:: Exercise brief ::
Copy out every line of the data that has the word "Templates" somewhere in it.

:: Supplied material ::

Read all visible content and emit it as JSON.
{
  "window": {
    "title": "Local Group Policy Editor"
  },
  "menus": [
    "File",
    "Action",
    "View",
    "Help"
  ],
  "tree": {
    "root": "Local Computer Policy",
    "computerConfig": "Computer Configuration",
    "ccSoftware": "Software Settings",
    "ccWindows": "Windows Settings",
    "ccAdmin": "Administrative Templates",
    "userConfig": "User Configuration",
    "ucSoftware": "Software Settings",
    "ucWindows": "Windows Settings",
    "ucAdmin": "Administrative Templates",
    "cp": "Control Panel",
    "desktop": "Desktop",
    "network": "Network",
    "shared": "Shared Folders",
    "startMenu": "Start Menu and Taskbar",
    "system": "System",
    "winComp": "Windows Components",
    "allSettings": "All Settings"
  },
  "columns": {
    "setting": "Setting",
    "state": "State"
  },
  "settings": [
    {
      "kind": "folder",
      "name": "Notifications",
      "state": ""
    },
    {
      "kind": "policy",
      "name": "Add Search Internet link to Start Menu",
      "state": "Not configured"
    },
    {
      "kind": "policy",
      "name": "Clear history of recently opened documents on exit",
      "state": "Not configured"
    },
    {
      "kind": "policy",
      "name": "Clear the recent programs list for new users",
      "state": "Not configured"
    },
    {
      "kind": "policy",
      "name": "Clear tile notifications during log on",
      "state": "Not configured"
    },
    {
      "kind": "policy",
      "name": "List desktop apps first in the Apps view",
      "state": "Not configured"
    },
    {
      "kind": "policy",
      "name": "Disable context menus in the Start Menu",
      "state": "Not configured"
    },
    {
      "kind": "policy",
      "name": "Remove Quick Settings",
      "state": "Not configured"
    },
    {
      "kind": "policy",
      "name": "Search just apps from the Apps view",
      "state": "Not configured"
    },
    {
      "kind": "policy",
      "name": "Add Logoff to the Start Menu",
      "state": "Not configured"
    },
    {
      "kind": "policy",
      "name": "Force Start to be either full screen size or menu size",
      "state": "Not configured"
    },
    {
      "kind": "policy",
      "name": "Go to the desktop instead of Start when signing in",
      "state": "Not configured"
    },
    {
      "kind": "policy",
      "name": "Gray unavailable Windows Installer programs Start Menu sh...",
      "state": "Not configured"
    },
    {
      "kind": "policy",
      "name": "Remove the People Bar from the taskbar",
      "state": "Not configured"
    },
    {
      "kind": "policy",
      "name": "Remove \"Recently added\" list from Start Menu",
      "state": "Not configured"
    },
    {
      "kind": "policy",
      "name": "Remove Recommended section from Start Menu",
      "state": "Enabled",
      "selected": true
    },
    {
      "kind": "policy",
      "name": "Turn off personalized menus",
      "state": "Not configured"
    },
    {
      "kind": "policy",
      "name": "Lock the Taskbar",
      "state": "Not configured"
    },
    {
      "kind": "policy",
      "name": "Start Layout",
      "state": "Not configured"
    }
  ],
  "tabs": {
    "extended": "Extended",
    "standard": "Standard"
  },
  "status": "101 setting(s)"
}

:: Solution to this exercise ::
    "ccAdmin": "Administrative Templates",
    "ucAdmin": "Administrative Templates",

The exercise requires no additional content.